TRY IT:
Print the data that follows exactly.
****
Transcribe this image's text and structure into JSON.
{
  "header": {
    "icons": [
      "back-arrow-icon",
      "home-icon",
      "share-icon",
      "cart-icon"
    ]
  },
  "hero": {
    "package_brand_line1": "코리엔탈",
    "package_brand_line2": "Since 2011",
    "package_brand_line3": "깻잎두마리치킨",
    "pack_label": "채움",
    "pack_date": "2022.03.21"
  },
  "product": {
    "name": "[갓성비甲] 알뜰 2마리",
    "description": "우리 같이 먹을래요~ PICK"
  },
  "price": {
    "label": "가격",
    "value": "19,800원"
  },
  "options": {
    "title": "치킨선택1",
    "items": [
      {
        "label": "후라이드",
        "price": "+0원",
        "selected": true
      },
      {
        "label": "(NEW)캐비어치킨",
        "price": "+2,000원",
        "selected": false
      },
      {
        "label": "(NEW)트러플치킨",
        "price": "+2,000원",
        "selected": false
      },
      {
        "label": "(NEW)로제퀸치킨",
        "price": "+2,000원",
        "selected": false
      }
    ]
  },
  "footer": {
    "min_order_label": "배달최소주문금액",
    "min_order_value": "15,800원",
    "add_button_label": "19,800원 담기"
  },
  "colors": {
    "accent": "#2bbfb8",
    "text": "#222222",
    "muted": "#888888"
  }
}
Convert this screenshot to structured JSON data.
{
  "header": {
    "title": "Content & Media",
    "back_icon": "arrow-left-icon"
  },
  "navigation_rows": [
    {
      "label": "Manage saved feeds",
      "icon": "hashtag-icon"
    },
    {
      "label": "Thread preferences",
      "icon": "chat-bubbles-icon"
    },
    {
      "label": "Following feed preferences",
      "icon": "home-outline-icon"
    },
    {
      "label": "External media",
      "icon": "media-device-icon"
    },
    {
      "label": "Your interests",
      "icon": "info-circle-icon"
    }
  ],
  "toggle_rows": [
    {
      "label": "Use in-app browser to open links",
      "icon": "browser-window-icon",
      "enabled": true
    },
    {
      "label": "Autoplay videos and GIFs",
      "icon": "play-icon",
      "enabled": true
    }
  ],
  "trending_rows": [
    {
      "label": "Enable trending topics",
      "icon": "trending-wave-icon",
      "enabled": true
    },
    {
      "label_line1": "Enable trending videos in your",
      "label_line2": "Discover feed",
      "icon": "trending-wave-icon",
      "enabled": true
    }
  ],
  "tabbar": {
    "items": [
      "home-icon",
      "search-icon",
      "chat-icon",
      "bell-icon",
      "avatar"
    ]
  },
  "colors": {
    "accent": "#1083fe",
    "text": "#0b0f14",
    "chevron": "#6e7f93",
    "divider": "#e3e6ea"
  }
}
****
RESULT OF THIS EXERCISE:
Transcribe this image's text and structure into JSON.
{
  "header": {
    "icons": [
      "back-arrow-icon",
      "home-icon",
      "share-icon",
      "cart-icon"
    ]
  },
  "hero": {
    "package_brand_line1": "코리엔탈",
    "package_brand_line2": "Since 2011",
    "package_brand_line3": "깻잎두마리치킨",
    "pack_label": "채움",
    "pack_date": "2022.03.21"
  },
  "product": {
    "name": "[갓성비甲] 알뜰 2마리",
    "description": "우리 같이 먹을래요~ PICK"
  },
  "price": {
    "label": "가격",
    "value": "19,800원"
  },
  "options": {
    "title": "치킨선택1",
    "items": [
      {
        "label": "후라이드",
        "price": "+0원",
        "selected": true
      },
      {
        "label": "(NEW)캐비어치킨",
        "price": "+2,000원",
        "selected": false
      },
      {
        "label": "(NEW)트러플치킨",
        "price": "+2,000원",
        "selected": false
      },
      {
        "label": "(NEW)로제퀸치킨",
        "price": "+2,000원",
        "selected": false
      }
    ]
  },
  "footer": {
    "min_order_label": "배달최소주문금액",
    "min_order_value": "15,800원",
    "add_button_label": "19,800원 담기"
  },
  "colors": {
    "accent": "#2bbfb8",
    "text": "#222222",
    "muted": "#888888"
  }
}
Convert this screenshot to structured JSON data.
{
  "header": {
    "title": "Content & Media",
    "back_icon": "arrow-left-icon"
  },
  "navigation_rows": [
    {
      "label": "Manage saved feeds",
      "icon": "hashtag-icon"
    },
    {
      "label": "Thread preferences",
      "icon": "chat-bubbles-icon"
    },
    {
      "label": "Following feed preferences",
      "icon": "home-outline-icon"
    },
    {
      "label": "External media",
      "icon": "media-device-icon"
    },
    {
      "label": "Your interests",
      "icon": "info-circle-icon"
    }
  ],
  "toggle_rows": [
    {
      "label": "Use in-app browser to open links",
      "icon": "browser-window-icon",
      "enabled": true
    },
    {
      "label": "Autoplay videos and GIFs",
      "icon": "play-icon",
      "enabled": true
    }
  ],
  "trending_rows": [
    {
      "label": "Enable trending topics",
      "icon": "trending-wave-icon",
      "enabled": true
    },
    {
      "label_line1": "Enable trending videos in your",
      "label_line2": "Discover feed",
      "icon": "trending-wave-icon",
      "enabled": true
    }
  ],
  "tabbar": {
    "items": [
      "home-icon",
      "search-icon",
      "chat-icon",
      "bell-icon",
      "avatar"
    ]
  },
  "colors": {
    "accent": "#1083fe",
    "text": "#0b0f14",
    "chevron": "#6e7f93",
    "divider": "#e3e6ea"
  }
}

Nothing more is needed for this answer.